**Exercise:**
Your copy should match the entries exactly, with no images carried over.

**Component data from apps and pages:**

§ §

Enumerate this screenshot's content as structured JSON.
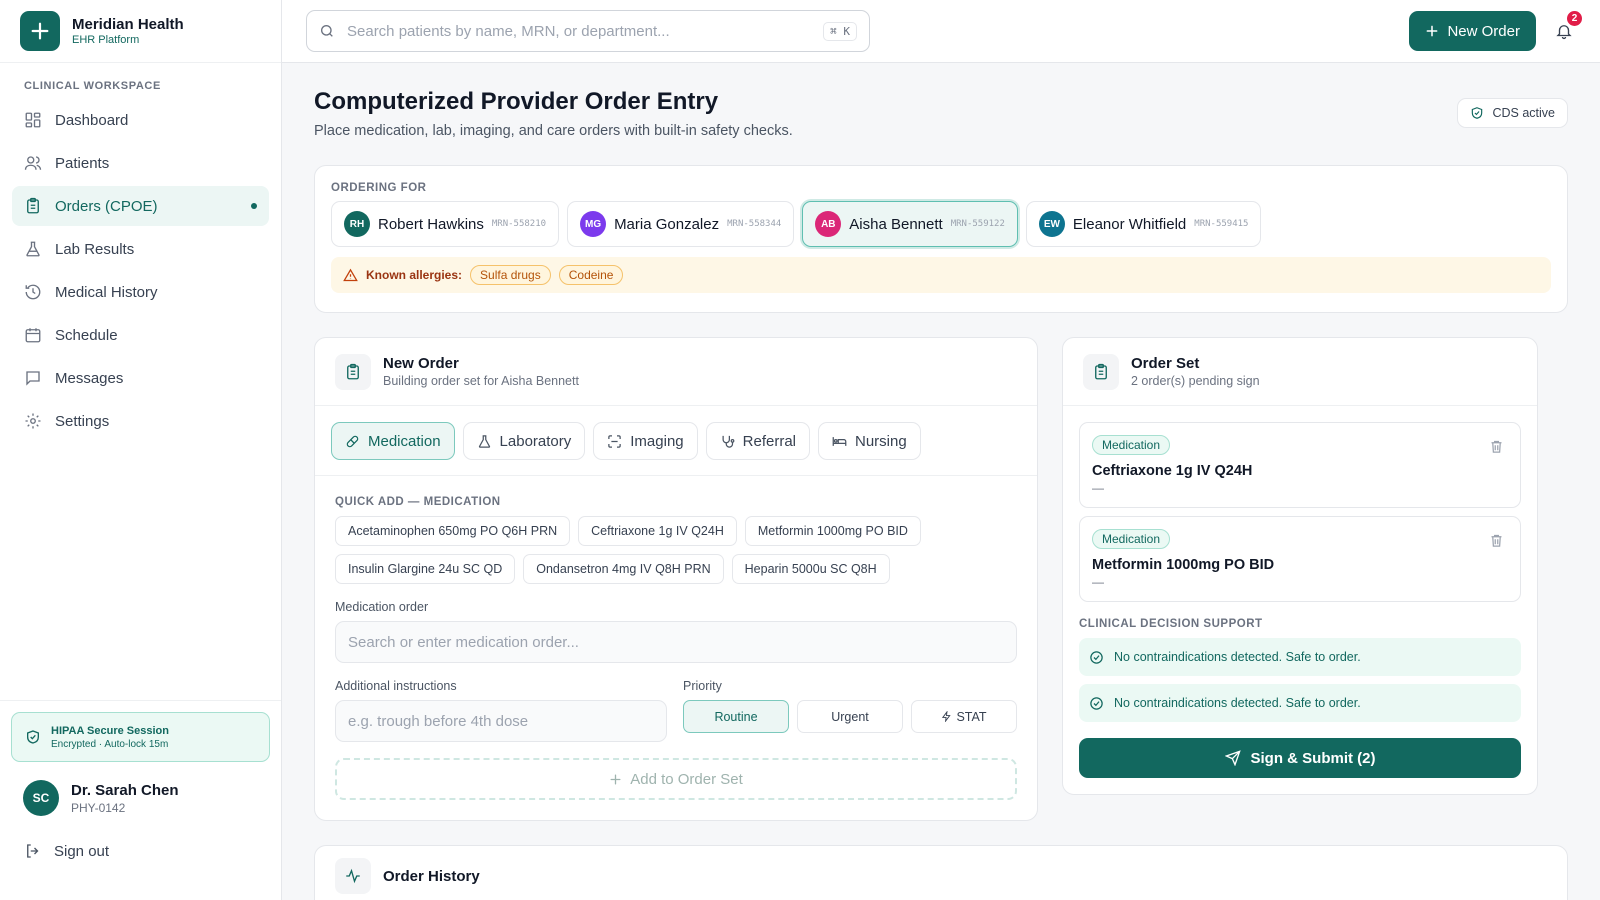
{
  "brand": {
    "name": "Meridian Health",
    "subtitle": "EHR Platform"
  },
  "sidebar": {
    "section_label": "CLINICAL WORKSPACE",
    "items": [
      {
        "label": "Dashboard",
        "icon": "dashboard-icon"
      },
      {
        "label": "Patients",
        "icon": "users-icon"
      },
      {
        "label": "Orders (CPOE)",
        "icon": "clipboard-icon",
        "active": true
      },
      {
        "label": "Lab Results",
        "icon": "flask-icon"
      },
      {
        "label": "Medical History",
        "icon": "history-icon"
      },
      {
        "label": "Schedule",
        "icon": "calendar-icon"
      },
      {
        "label": "Messages",
        "icon": "message-icon"
      },
      {
        "label": "Settings",
        "icon": "gear-icon"
      }
    ],
    "session": {
      "title": "HIPAA Secure Session",
      "subtitle": "Encrypted · Auto-lock 15m"
    },
    "user": {
      "initials": "SC",
      "name": "Dr. Sarah Chen",
      "id": "PHY-0142"
    },
    "signout_label": "Sign out"
  },
  "topbar": {
    "search_placeholder": "Search patients by name, MRN, or department...",
    "shortcut": "⌘ K",
    "new_order_label": "New Order",
    "notification_count": "2"
  },
  "page": {
    "title": "Computerized Provider Order Entry",
    "subtitle": "Place medication, lab, imaging, and care orders with built-in safety checks.",
    "cds_status": "CDS active"
  },
  "ordering": {
    "label": "ORDERING FOR",
    "patients": [
      {
        "initials": "RH",
        "name": "Robert Hawkins",
        "mrn": "MRN-558210",
        "color": "#12685f"
      },
      {
        "initials": "MG",
        "name": "Maria Gonzalez",
        "mrn": "MRN-558344",
        "color": "#7c3aed"
      },
      {
        "initials": "AB",
        "name": "Aisha Bennett",
        "mrn": "MRN-559122",
        "color": "#db2777",
        "active": true
      },
      {
        "initials": "EW",
        "name": "Eleanor Whitfield",
        "mrn": "MRN-559415",
        "color": "#0e7490"
      }
    ],
    "allergy_label": "Known allergies:",
    "allergies": [
      "Sulfa drugs",
      "Codeine"
    ]
  },
  "new_order": {
    "title": "New Order",
    "subtitle": "Building order set for Aisha Bennett",
    "tabs": [
      {
        "label": "Medication",
        "icon": "pill-icon",
        "active": true
      },
      {
        "label": "Laboratory",
        "icon": "flask-icon"
      },
      {
        "label": "Imaging",
        "icon": "scan-icon"
      },
      {
        "label": "Referral",
        "icon": "stethoscope-icon"
      },
      {
        "label": "Nursing",
        "icon": "bed-icon"
      }
    ],
    "quick_label": "QUICK ADD — MEDICATION",
    "quick_items": [
      "Acetaminophen 650mg PO Q6H PRN",
      "Ceftriaxone 1g IV Q24H",
      "Metformin 1000mg PO BID",
      "Insulin Glargine 24u SC QD",
      "Ondansetron 4mg IV Q8H PRN",
      "Heparin 5000u SC Q8H"
    ],
    "med_label": "Medication order",
    "med_placeholder": "Search or enter medication order...",
    "instr_label": "Additional instructions",
    "instr_placeholder": "e.g. trough before 4th dose",
    "priority_label": "Priority",
    "priorities": [
      {
        "label": "Routine",
        "active": true
      },
      {
        "label": "Urgent"
      },
      {
        "label": "STAT"
      }
    ],
    "add_label": "Add to Order Set"
  },
  "order_set": {
    "title": "Order Set",
    "subtitle": "2 order(s) pending sign",
    "items": [
      {
        "type": "Medication",
        "name": "Ceftriaxone 1g IV Q24H",
        "detail": "—"
      },
      {
        "type": "Medication",
        "name": "Metformin 1000mg PO BID",
        "detail": "—"
      }
    ],
    "cds_label": "CLINICAL DECISION SUPPORT",
    "cds_messages": [
      "No contraindications detected. Safe to order.",
      "No contraindications detected. Safe to order."
    ],
    "submit_label": "Sign & Submit (2)"
  },
  "history": {
    "title": "Order History"
  }
}
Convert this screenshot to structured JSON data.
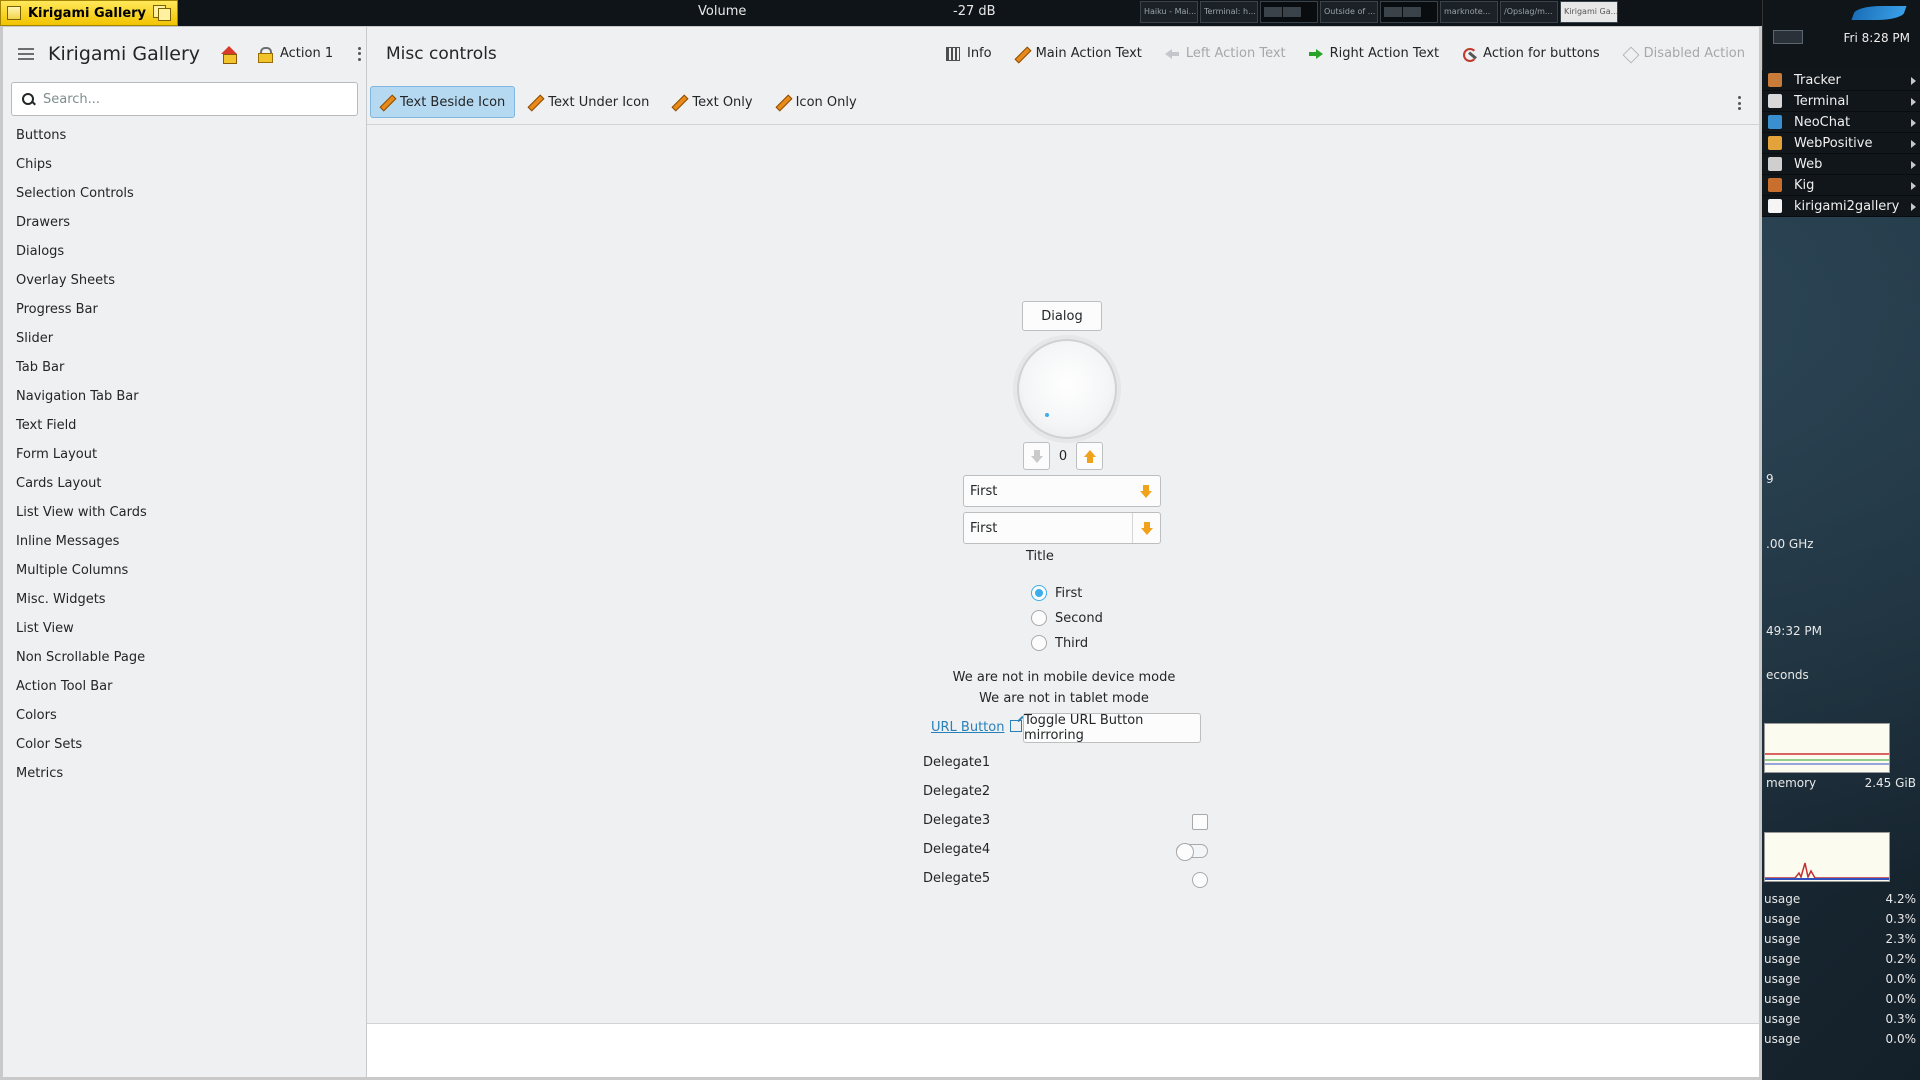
{
  "window_tab": {
    "title": "Kirigami Gallery"
  },
  "topbar": {
    "volume_label": "Volume",
    "volume_value": "-27 dB",
    "tasks": [
      "Haiku - Mai...",
      "Terminal: h...",
      "",
      "Outside of ...",
      "",
      "marknote...",
      "/Opslag/m...",
      "Kirigami Ga..."
    ]
  },
  "sidebar": {
    "title": "Kirigami Gallery",
    "action1": "Action 1",
    "search_placeholder": "Search...",
    "items": [
      "Buttons",
      "Chips",
      "Selection Controls",
      "Drawers",
      "Dialogs",
      "Overlay Sheets",
      "Progress Bar",
      "Slider",
      "Tab Bar",
      "Navigation Tab Bar",
      "Text Field",
      "Form Layout",
      "Cards Layout",
      "List View with Cards",
      "Inline Messages",
      "Multiple Columns",
      "Misc. Widgets",
      "List View",
      "Non Scrollable Page",
      "Action Tool Bar",
      "Colors",
      "Color Sets",
      "Metrics"
    ]
  },
  "content": {
    "page_title": "Misc controls",
    "header_actions": {
      "info": "Info",
      "main": "Main Action Text",
      "left": "Left Action Text",
      "right": "Right Action Text",
      "buttons": "Action for buttons",
      "disabled": "Disabled Action"
    },
    "toolbar": {
      "beside": "Text Beside Icon",
      "under": "Text Under Icon",
      "text_only": "Text Only",
      "icon_only": "Icon Only"
    },
    "dialog_button": "Dialog",
    "spin_value": "0",
    "combo1": "First",
    "combo2": "First",
    "group_title": "Title",
    "radios": [
      "First",
      "Second",
      "Third"
    ],
    "mobile_text": "We are not in mobile device mode",
    "tablet_text": "We are not in tablet mode",
    "url_button": "URL Button",
    "toggle_button": "Toggle URL Button mirroring",
    "delegates": [
      "Delegate1",
      "Delegate2",
      "Delegate3",
      "Delegate4",
      "Delegate5"
    ]
  },
  "deskbar": {
    "clock": "Fri 8:28 PM",
    "apps": [
      "Tracker",
      "Terminal",
      "NeoChat",
      "WebPositive",
      "Web",
      "Kig",
      "kirigami2gallery"
    ],
    "app_colors": [
      "#c97b3a",
      "#d9d9d9",
      "#3a8fd0",
      "#e3a23a",
      "#cfcfcf",
      "#c86f2e",
      "#f5f5f5"
    ]
  },
  "pulse": {
    "r1": "9",
    "r2": ".00 GHz",
    "r3": "49:32 PM",
    "r4": "econds",
    "memory_label": "memory",
    "memory_value": "2.45 GiB",
    "usages": [
      {
        "label": "usage",
        "value": "4.2%"
      },
      {
        "label": "usage",
        "value": "0.3%"
      },
      {
        "label": "usage",
        "value": "2.3%"
      },
      {
        "label": "usage",
        "value": "0.2%"
      },
      {
        "label": "usage",
        "value": "0.0%"
      },
      {
        "label": "usage",
        "value": "0.0%"
      },
      {
        "label": "usage",
        "value": "0.3%"
      },
      {
        "label": "usage",
        "value": "0.0%"
      }
    ]
  },
  "colors": {
    "accent": "#3daee9",
    "window_tab": "#f2c400",
    "background": "#eff0f1"
  }
}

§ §

**Response:**
Enumerate this screenshot's content as structured JSON.
{
  "brand": {
    "name": "Meridian Health",
    "subtitle": "EHR Platform"
  },
  "sidebar": {
    "section_label": "CLINICAL WORKSPACE",
    "items": [
      {
        "label": "Dashboard",
        "icon": "dashboard-icon"
      },
      {
        "label": "Patients",
        "icon": "users-icon"
      },
      {
        "label": "Orders (CPOE)",
        "icon": "clipboard-icon",
        "active": true
      },
      {
        "label": "Lab Results",
        "icon": "flask-icon"
      },
      {
        "label": "Medical History",
        "icon": "history-icon"
      },
      {
        "label": "Schedule",
        "icon": "calendar-icon"
      },
      {
        "label": "Messages",
        "icon": "message-icon"
      },
      {
        "label": "Settings",
        "icon": "gear-icon"
      }
    ],
    "session": {
      "title": "HIPAA Secure Session",
      "subtitle": "Encrypted · Auto-lock 15m"
    },
    "user": {
      "initials": "SC",
      "name": "Dr. Sarah Chen",
      "id": "PHY-0142"
    },
    "signout_label": "Sign out"
  },
  "topbar": {
    "search_placeholder": "Search patients by name, MRN, or department...",
    "shortcut": "⌘ K",
    "new_order_label": "New Order",
    "notification_count": "2"
  },
  "page": {
    "title": "Computerized Provider Order Entry",
    "subtitle": "Place medication, lab, imaging, and care orders with built-in safety checks.",
    "cds_status": "CDS active"
  },
  "ordering": {
    "label": "ORDERING FOR",
    "patients": [
      {
        "initials": "RH",
        "name": "Robert Hawkins",
        "mrn": "MRN-558210",
        "color": "#12685f"
      },
      {
        "initials": "MG",
        "name": "Maria Gonzalez",
        "mrn": "MRN-558344",
        "color": "#7c3aed"
      },
      {
        "initials": "AB",
        "name": "Aisha Bennett",
        "mrn": "MRN-559122",
        "color": "#db2777",
        "active": true
      },
      {
        "initials": "EW",
        "name": "Eleanor Whitfield",
        "mrn": "MRN-559415",
        "color": "#0e7490"
      }
    ],
    "allergy_label": "Known allergies:",
    "allergies": [
      "Sulfa drugs",
      "Codeine"
    ]
  },
  "new_order": {
    "title": "New Order",
    "subtitle": "Building order set for Aisha Bennett",
    "tabs": [
      {
        "label": "Medication",
        "icon": "pill-icon",
        "active": true
      },
      {
        "label": "Laboratory",
        "icon": "flask-icon"
      },
      {
        "label": "Imaging",
        "icon": "scan-icon"
      },
      {
        "label": "Referral",
        "icon": "stethoscope-icon"
      },
      {
        "label": "Nursing",
        "icon": "bed-icon"
      }
    ],
    "quick_label": "QUICK ADD — MEDICATION",
    "quick_items": [
      "Acetaminophen 650mg PO Q6H PRN",
      "Ceftriaxone 1g IV Q24H",
      "Metformin 1000mg PO BID",
      "Insulin Glargine 24u SC QD",
      "Ondansetron 4mg IV Q8H PRN",
      "Heparin 5000u SC Q8H"
    ],
    "med_label": "Medication order",
    "med_placeholder": "Search or enter medication order...",
    "instr_label": "Additional instructions",
    "instr_placeholder": "e.g. trough before 4th dose",
    "priority_label": "Priority",
    "priorities": [
      {
        "label": "Routine",
        "active": true
      },
      {
        "label": "Urgent"
      },
      {
        "label": "STAT"
      }
    ],
    "add_label": "Add to Order Set"
  },
  "order_set": {
    "title": "Order Set",
    "subtitle": "2 order(s) pending sign",
    "items": [
      {
        "type": "Medication",
        "name": "Ceftriaxone 1g IV Q24H",
        "detail": "—"
      },
      {
        "type": "Medication",
        "name": "Metformin 1000mg PO BID",
        "detail": "—"
      }
    ],
    "cds_label": "CLINICAL DECISION SUPPORT",
    "cds_messages": [
      "No contraindications detected. Safe to order.",
      "No contraindications detected. Safe to order."
    ],
    "submit_label": "Sign & Submit (2)"
  },
  "history": {
    "title": "Order History"
  }
}
Convert this screenshot to structured JSON data.
{
  "window_tab": {
    "title": "Kirigami Gallery"
  },
  "topbar": {
    "volume_label": "Volume",
    "volume_value": "-27 dB",
    "tasks": [
      "Haiku - Mai...",
      "Terminal: h...",
      "",
      "Outside of ...",
      "",
      "marknote...",
      "/Opslag/m...",
      "Kirigami Ga..."
    ]
  },
  "sidebar": {
    "title": "Kirigami Gallery",
    "action1": "Action 1",
    "search_placeholder": "Search...",
    "items": [
      "Buttons",
      "Chips",
      "Selection Controls",
      "Drawers",
      "Dialogs",
      "Overlay Sheets",
      "Progress Bar",
      "Slider",
      "Tab Bar",
      "Navigation Tab Bar",
      "Text Field",
      "Form Layout",
      "Cards Layout",
      "List View with Cards",
      "Inline Messages",
      "Multiple Columns",
      "Misc. Widgets",
      "List View",
      "Non Scrollable Page",
      "Action Tool Bar",
      "Colors",
      "Color Sets",
      "Metrics"
    ]
  },
  "content": {
    "page_title": "Misc controls",
    "header_actions": {
      "info": "Info",
      "main": "Main Action Text",
      "left": "Left Action Text",
      "right": "Right Action Text",
      "buttons": "Action for buttons",
      "disabled": "Disabled Action"
    },
    "toolbar": {
      "beside": "Text Beside Icon",
      "under": "Text Under Icon",
      "text_only": "Text Only",
      "icon_only": "Icon Only"
    },
    "dialog_button": "Dialog",
    "spin_value": "0",
    "combo1": "First",
    "combo2": "First",
    "group_title": "Title",
    "radios": [
      "First",
      "Second",
      "Third"
    ],
    "mobile_text": "We are not in mobile device mode",
    "tablet_text": "We are not in tablet mode",
    "url_button": "URL Button",
    "toggle_button": "Toggle URL Button mirroring",
    "delegates": [
      "Delegate1",
      "Delegate2",
      "Delegate3",
      "Delegate4",
      "Delegate5"
    ]
  },
  "deskbar": {
    "clock": "Fri 8:28 PM",
    "apps": [
      "Tracker",
      "Terminal",
      "NeoChat",
      "WebPositive",
      "Web",
      "Kig",
      "kirigami2gallery"
    ],
    "app_colors": [
      "#c97b3a",
      "#d9d9d9",
      "#3a8fd0",
      "#e3a23a",
      "#cfcfcf",
      "#c86f2e",
      "#f5f5f5"
    ]
  },
  "pulse": {
    "r1": "9",
    "r2": ".00 GHz",
    "r3": "49:32 PM",
    "r4": "econds",
    "memory_label": "memory",
    "memory_value": "2.45 GiB",
    "usages": [
      {
        "label": "usage",
        "value": "4.2%"
      },
      {
        "label": "usage",
        "value": "0.3%"
      },
      {
        "label": "usage",
        "value": "2.3%"
      },
      {
        "label": "usage",
        "value": "0.2%"
      },
      {
        "label": "usage",
        "value": "0.0%"
      },
      {
        "label": "usage",
        "value": "0.0%"
      },
      {
        "label": "usage",
        "value": "0.3%"
      },
      {
        "label": "usage",
        "value": "0.0%"
      }
    ]
  },
  "colors": {
    "accent": "#3daee9",
    "window_tab": "#f2c400",
    "background": "#eff0f1"
  }
}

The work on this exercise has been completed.